Information shown:
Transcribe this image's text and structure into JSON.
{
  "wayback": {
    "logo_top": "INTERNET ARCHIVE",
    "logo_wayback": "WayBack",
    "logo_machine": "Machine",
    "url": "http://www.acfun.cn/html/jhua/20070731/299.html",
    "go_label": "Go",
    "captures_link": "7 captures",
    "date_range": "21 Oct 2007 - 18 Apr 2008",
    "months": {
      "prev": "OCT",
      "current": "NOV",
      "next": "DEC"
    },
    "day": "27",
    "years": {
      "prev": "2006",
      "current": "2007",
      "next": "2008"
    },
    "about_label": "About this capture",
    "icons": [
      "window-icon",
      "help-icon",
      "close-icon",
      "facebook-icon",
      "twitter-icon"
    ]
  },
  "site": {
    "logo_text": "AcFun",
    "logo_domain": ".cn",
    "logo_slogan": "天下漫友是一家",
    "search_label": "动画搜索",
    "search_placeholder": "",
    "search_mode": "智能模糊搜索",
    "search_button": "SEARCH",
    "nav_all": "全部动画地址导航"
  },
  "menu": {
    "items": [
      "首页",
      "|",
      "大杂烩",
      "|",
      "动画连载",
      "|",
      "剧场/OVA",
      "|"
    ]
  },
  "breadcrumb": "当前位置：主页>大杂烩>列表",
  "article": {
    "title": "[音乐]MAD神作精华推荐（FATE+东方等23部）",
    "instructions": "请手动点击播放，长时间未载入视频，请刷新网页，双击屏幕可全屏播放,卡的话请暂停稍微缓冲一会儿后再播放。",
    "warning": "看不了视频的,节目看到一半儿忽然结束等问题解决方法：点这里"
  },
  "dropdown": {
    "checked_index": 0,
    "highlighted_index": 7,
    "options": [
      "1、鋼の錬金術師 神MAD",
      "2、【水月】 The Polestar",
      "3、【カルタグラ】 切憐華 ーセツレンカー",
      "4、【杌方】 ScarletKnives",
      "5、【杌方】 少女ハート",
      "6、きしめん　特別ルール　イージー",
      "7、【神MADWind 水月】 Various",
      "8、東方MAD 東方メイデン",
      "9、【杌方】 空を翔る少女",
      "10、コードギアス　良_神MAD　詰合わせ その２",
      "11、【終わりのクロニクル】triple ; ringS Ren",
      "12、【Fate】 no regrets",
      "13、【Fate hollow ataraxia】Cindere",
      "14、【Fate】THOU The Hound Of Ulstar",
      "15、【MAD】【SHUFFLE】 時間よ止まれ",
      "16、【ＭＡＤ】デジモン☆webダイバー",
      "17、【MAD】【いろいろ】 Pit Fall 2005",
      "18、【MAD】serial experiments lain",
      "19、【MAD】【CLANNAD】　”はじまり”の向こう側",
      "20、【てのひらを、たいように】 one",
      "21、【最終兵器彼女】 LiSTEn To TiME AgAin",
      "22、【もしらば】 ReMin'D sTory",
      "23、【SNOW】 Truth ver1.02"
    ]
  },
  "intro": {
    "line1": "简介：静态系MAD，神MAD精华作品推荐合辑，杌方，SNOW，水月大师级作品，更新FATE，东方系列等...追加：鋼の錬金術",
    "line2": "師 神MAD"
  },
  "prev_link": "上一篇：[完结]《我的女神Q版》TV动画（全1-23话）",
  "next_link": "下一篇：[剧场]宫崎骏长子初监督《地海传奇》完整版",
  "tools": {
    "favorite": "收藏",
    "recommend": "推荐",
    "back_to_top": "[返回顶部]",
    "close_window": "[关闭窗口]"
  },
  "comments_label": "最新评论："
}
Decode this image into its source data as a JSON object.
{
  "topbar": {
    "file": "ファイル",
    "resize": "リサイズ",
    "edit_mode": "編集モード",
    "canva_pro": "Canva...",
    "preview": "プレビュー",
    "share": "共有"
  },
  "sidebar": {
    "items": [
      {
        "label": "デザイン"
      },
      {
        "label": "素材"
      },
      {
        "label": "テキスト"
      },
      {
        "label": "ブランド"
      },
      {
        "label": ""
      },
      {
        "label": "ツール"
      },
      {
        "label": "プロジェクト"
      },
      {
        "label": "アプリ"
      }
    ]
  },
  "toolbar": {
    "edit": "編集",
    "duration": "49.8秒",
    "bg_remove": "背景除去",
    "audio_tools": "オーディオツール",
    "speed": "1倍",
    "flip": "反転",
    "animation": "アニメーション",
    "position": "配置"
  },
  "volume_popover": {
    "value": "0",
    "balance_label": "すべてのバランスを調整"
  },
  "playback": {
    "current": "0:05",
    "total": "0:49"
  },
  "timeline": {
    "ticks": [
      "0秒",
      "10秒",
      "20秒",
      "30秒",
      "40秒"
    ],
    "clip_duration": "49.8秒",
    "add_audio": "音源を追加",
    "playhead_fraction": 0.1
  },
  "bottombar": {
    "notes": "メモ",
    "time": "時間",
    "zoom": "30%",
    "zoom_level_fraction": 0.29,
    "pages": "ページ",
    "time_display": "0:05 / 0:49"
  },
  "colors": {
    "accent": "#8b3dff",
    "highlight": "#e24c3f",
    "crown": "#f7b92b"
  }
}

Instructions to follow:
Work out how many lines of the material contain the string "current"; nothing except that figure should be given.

Result of the exercise:
3